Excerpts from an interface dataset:
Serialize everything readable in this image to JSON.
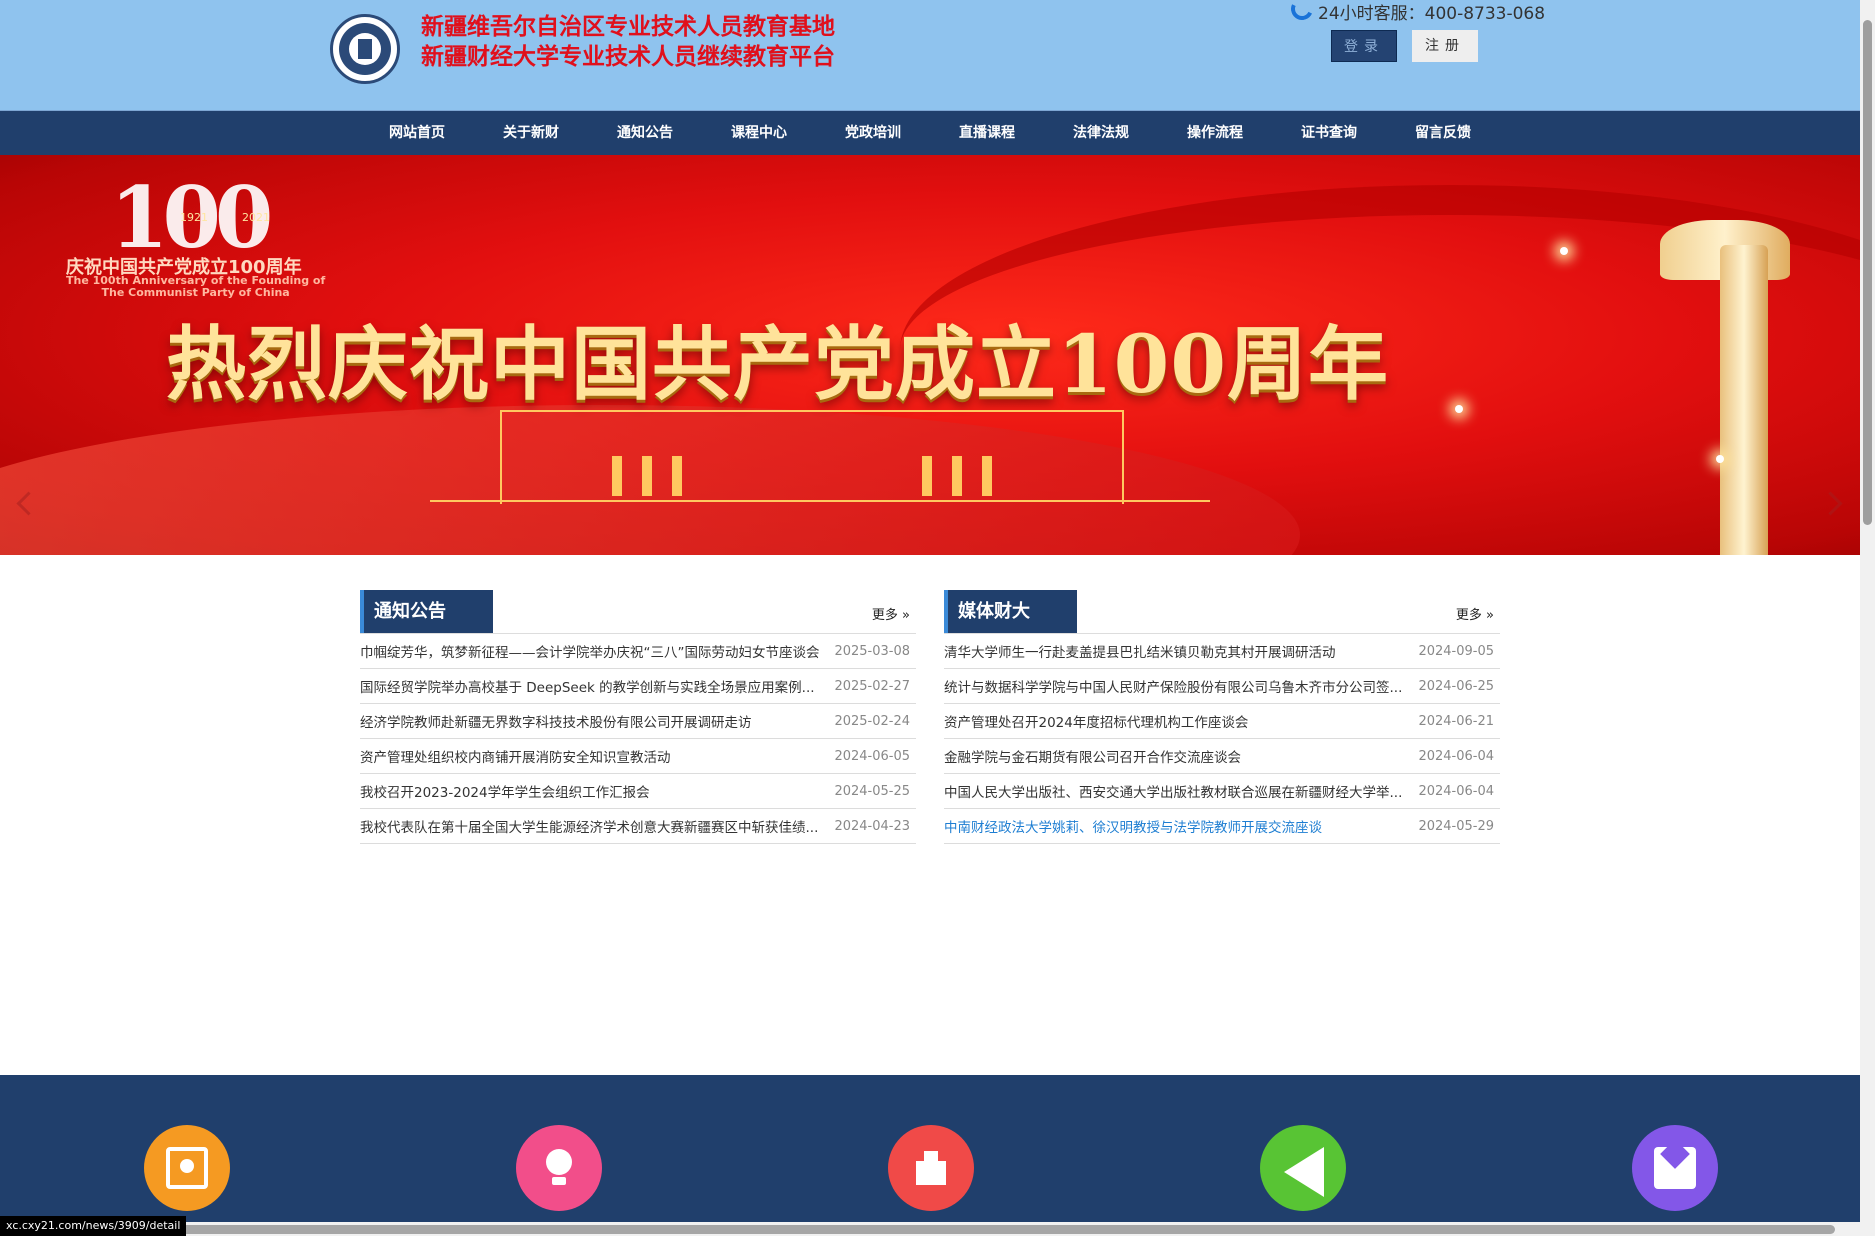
{
  "header": {
    "title_line1": "新疆维吾尔自治区专业技术人员教育基地",
    "title_line2": "新疆财经大学专业技术人员继续教育平台",
    "hotline": "24小时客服：400-8733-068",
    "login_label": "登录",
    "register_label": "注册"
  },
  "nav": {
    "items": [
      {
        "label": "网站首页"
      },
      {
        "label": "关于新财"
      },
      {
        "label": "通知公告"
      },
      {
        "label": "课程中心"
      },
      {
        "label": "党政培训"
      },
      {
        "label": "直播课程"
      },
      {
        "label": "法律法规"
      },
      {
        "label": "操作流程"
      },
      {
        "label": "证书查询"
      },
      {
        "label": "留言反馈"
      }
    ]
  },
  "banner": {
    "badge_number": "100",
    "year_start": "1921",
    "year_end": "2021",
    "anniv_cn": "庆祝中国共产党成立100周年",
    "anniv_en_line1": "The 100th Anniversary of the Founding of",
    "anniv_en_line2": "The Communist Party of China",
    "headline": "热烈庆祝中国共产党成立100周年",
    "slide_count": 4,
    "active_slide": 2
  },
  "notices": {
    "title": "通知公告",
    "more": "更多 »",
    "items": [
      {
        "title": "巾帼绽芳华，筑梦新征程——会计学院举办庆祝“三八”国际劳动妇女节座谈会",
        "date": "2025-03-08"
      },
      {
        "title": "国际经贸学院举办高校基于 DeepSeek 的教学创新与实践全场景应用案例...",
        "date": "2025-02-27"
      },
      {
        "title": "经济学院教师赴新疆无界数字科技技术股份有限公司开展调研走访",
        "date": "2025-02-24"
      },
      {
        "title": "资产管理处组织校内商铺开展消防安全知识宣教活动",
        "date": "2024-06-05"
      },
      {
        "title": "我校召开2023-2024学年学生会组织工作汇报会",
        "date": "2024-05-25"
      },
      {
        "title": "我校代表队在第十届全国大学生能源经济学术创意大赛新疆赛区中斩获佳绩...",
        "date": "2024-04-23"
      }
    ]
  },
  "media": {
    "title": "媒体财大",
    "more": "更多 »",
    "items": [
      {
        "title": "清华大学师生一行赴麦盖提县巴扎结米镇贝勒克其村开展调研活动",
        "date": "2024-09-05",
        "hovered": false
      },
      {
        "title": "统计与数据科学学院与中国人民财产保险股份有限公司乌鲁木齐市分公司签...",
        "date": "2024-06-25",
        "hovered": false
      },
      {
        "title": "资产管理处召开2024年度招标代理机构工作座谈会",
        "date": "2024-06-21",
        "hovered": false
      },
      {
        "title": "金融学院与金石期货有限公司召开合作交流座谈会",
        "date": "2024-06-04",
        "hovered": false
      },
      {
        "title": "中国人民大学出版社、西安交通大学出版社教材联合巡展在新疆财经大学举...",
        "date": "2024-06-04",
        "hovered": false
      },
      {
        "title": "中南财经政法大学姚莉、徐汉明教授与法学院教师开展交流座谈",
        "date": "2024-05-29",
        "hovered": true
      }
    ]
  },
  "footer": {
    "icons": [
      {
        "name": "portrait-icon",
        "color": "#f59a22"
      },
      {
        "name": "lightbulb-icon",
        "color": "#f24e8a"
      },
      {
        "name": "building-icon",
        "color": "#f04a48"
      },
      {
        "name": "play-icon",
        "color": "#58c434"
      },
      {
        "name": "mail-icon",
        "color": "#8357e8"
      }
    ]
  },
  "status_bar": {
    "url": "xc.cxy21.com/news/3909/detail"
  },
  "colors": {
    "header_bg": "#8fc3ee",
    "nav_bg": "#203f6c",
    "title_red": "#e0101c",
    "link_blue": "#1e7ed2"
  }
}
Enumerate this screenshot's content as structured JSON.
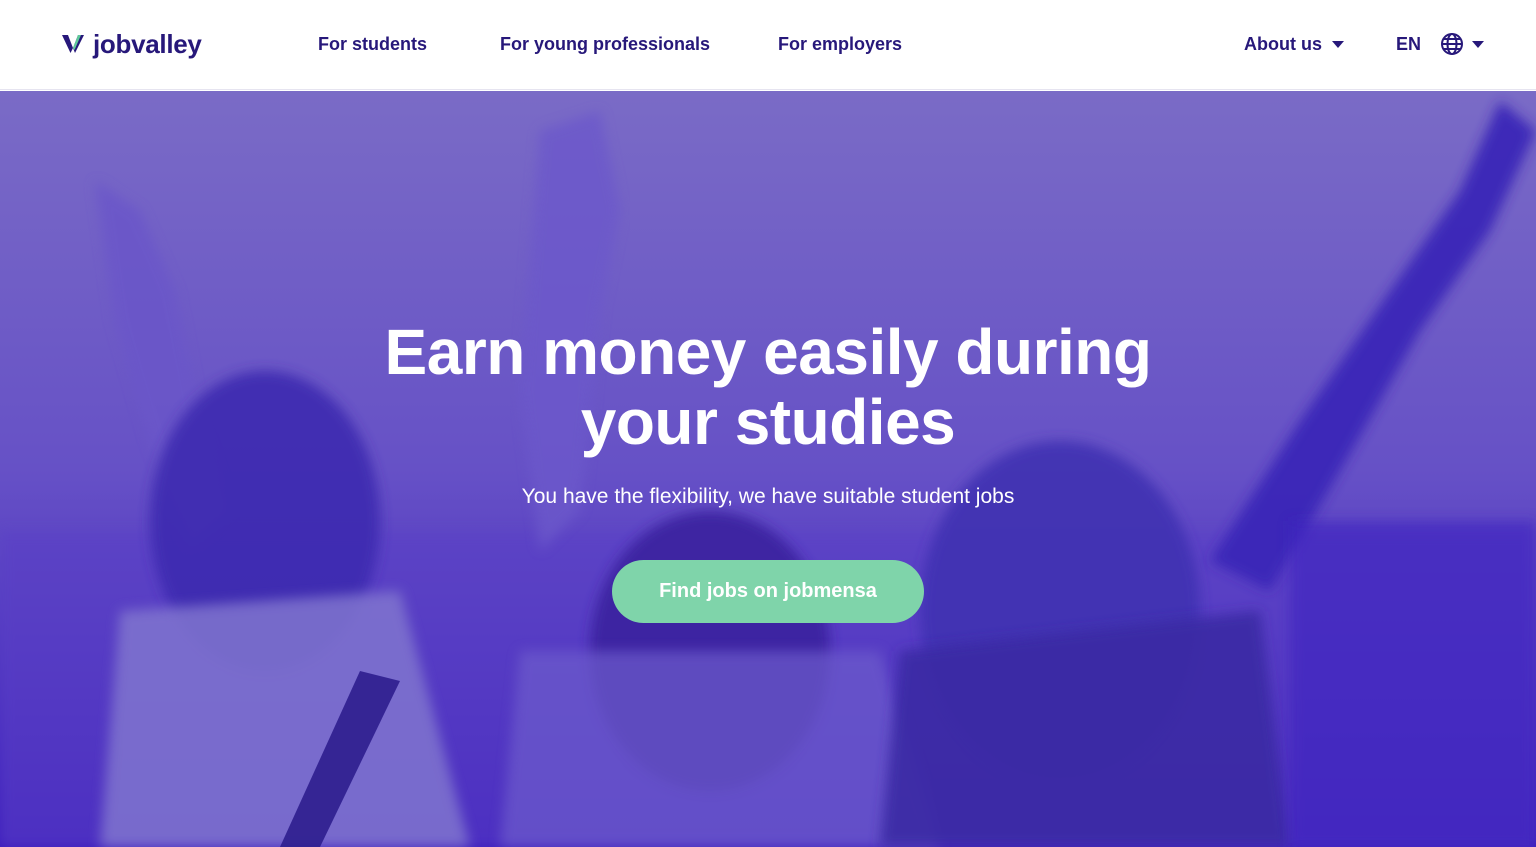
{
  "header": {
    "logo": {
      "text": "jobvalley",
      "mark_icon": "v-logo-icon",
      "mark_colors": [
        "#27187a",
        "#5fc99b"
      ]
    },
    "nav": [
      {
        "label": "For students"
      },
      {
        "label": "For young professionals"
      },
      {
        "label": "For employers"
      }
    ],
    "about": {
      "label": "About us",
      "icon": "chevron-down-icon"
    },
    "language": {
      "code": "EN",
      "icon": "globe-icon",
      "dropdown_icon": "chevron-down-icon"
    }
  },
  "hero": {
    "title_line1": "Earn money easily during",
    "title_line2": "your studies",
    "subtitle": "You have the flexibility, we have suitable student jobs",
    "cta_label": "Find jobs on jobmensa"
  },
  "colors": {
    "brand_purple": "#27187a",
    "hero_overlay": "#4f34c4",
    "cta_green": "#7fd4aa",
    "text_on_hero": "#ffffff"
  }
}
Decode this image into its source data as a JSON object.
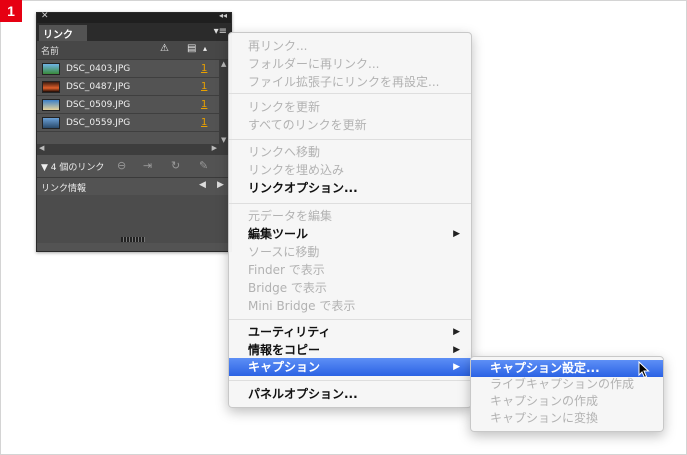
{
  "step_badge": "1",
  "panel": {
    "close_glyph": "✕",
    "collapse_glyph": "◂◂",
    "tab_label": "リンク",
    "menu_glyph": "▾≡",
    "columns": {
      "name": "名前",
      "warning_icon": "warning-icon",
      "page_icon": "page-icon",
      "sort_glyph": "▴"
    },
    "rows": [
      {
        "name": "DSC_0403.JPG",
        "page": "1"
      },
      {
        "name": "DSC_0487.JPG",
        "page": "1"
      },
      {
        "name": "DSC_0509.JPG",
        "page": "1"
      },
      {
        "name": "DSC_0559.JPG",
        "page": "1"
      }
    ],
    "link_count": "▼ 4 個のリンク",
    "info_label": "リンク情報",
    "info_prev": "◀",
    "info_next": "▶"
  },
  "context_menu": {
    "items": [
      {
        "label": "再リンク...",
        "enabled": false
      },
      {
        "label": "フォルダーに再リンク...",
        "enabled": false
      },
      {
        "label": "ファイル拡張子にリンクを再設定...",
        "enabled": false
      },
      {
        "label": "リンクを更新",
        "enabled": false
      },
      {
        "label": "すべてのリンクを更新",
        "enabled": false
      },
      {
        "label": "リンクへ移動",
        "enabled": false
      },
      {
        "label": "リンクを埋め込み",
        "enabled": false
      },
      {
        "label": "リンクオプション...",
        "enabled": true
      },
      {
        "label": "元データを編集",
        "enabled": false
      },
      {
        "label": "編集ツール",
        "enabled": true,
        "submenu": true
      },
      {
        "label": "ソースに移動",
        "enabled": false
      },
      {
        "label": "Finder で表示",
        "enabled": false
      },
      {
        "label": "Bridge で表示",
        "enabled": false
      },
      {
        "label": "Mini Bridge で表示",
        "enabled": false
      },
      {
        "label": "ユーティリティ",
        "enabled": true,
        "submenu": true
      },
      {
        "label": "情報をコピー",
        "enabled": true,
        "submenu": true
      },
      {
        "label": "キャプション",
        "enabled": true,
        "submenu": true,
        "highlighted": true
      },
      {
        "label": "パネルオプション...",
        "enabled": true
      }
    ],
    "submenu_arrow": "▶"
  },
  "caption_submenu": {
    "items": [
      {
        "label": "キャプション設定...",
        "highlighted": true
      },
      {
        "label": "ライブキャプションの作成",
        "enabled": false
      },
      {
        "label": "キャプションの作成",
        "enabled": false
      },
      {
        "label": "キャプションに変換",
        "enabled": false
      }
    ]
  },
  "colors": {
    "highlight": "#2b62e4",
    "badge": "#e60012",
    "panel_bg": "#535353"
  }
}
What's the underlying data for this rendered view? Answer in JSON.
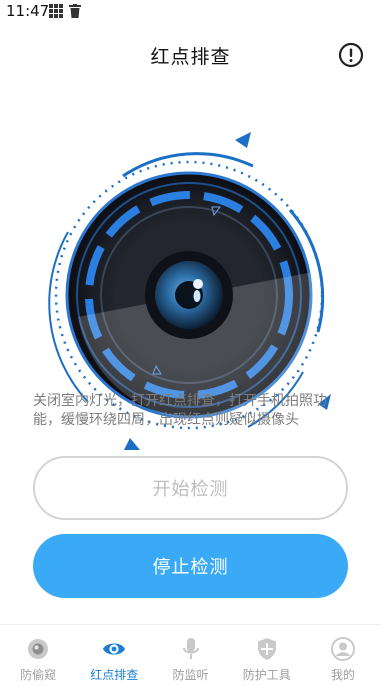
{
  "status_bar": {
    "time": "11:47",
    "icons": [
      "grid-icon",
      "trash-icon"
    ]
  },
  "header": {
    "title": "红点排查",
    "info_icon": "info-icon"
  },
  "instruction": "关闭室内灯光，打开红点排查，打开手机拍照功能，缓慢环绕四周，出现红点则疑似摄像头",
  "buttons": {
    "start": "开始检测",
    "stop": "停止检测"
  },
  "nav": {
    "items": [
      {
        "label": "防偷窥",
        "icon": "eye-lens-icon",
        "active": false
      },
      {
        "label": "红点排查",
        "icon": "eye-icon",
        "active": true
      },
      {
        "label": "防监听",
        "icon": "microphone-icon",
        "active": false
      },
      {
        "label": "防护工具",
        "icon": "shield-icon",
        "active": false
      },
      {
        "label": "我的",
        "icon": "user-icon",
        "active": false
      }
    ]
  },
  "colors": {
    "accent": "#1b7fd6",
    "button": "#3aaaf7",
    "muted": "#9e9e9e"
  }
}
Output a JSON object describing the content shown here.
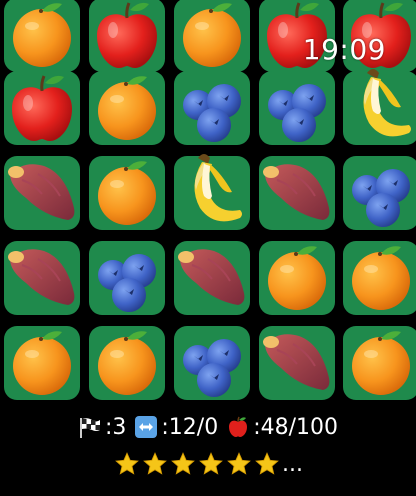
{
  "status": {
    "time": "19:09"
  },
  "board": {
    "rows": [
      [
        "orange",
        "apple",
        "orange",
        "apple",
        "apple"
      ],
      [
        "apple",
        "orange",
        "blueberry",
        "blueberry",
        "banana"
      ],
      [
        "sweet-potato",
        "orange",
        "banana",
        "sweet-potato",
        "blueberry"
      ],
      [
        "sweet-potato",
        "blueberry",
        "sweet-potato",
        "orange",
        "orange"
      ],
      [
        "orange",
        "orange",
        "blueberry",
        "sweet-potato",
        "orange"
      ]
    ]
  },
  "stats": {
    "level_icon": "checkered-flag-icon",
    "level": ":3",
    "swaps_icon": "swap-arrows-icon",
    "swaps": ":12/0",
    "score_icon": "apple-icon",
    "score": ":48/100"
  },
  "rating": {
    "star_icon": "star-icon",
    "stars_shown": 6,
    "ellipsis": "..."
  },
  "colors": {
    "tile_green": "#1f8a4c",
    "background": "#000000",
    "star": "#f5c518"
  }
}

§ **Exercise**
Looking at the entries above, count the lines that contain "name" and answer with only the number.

§ **Answer space**
10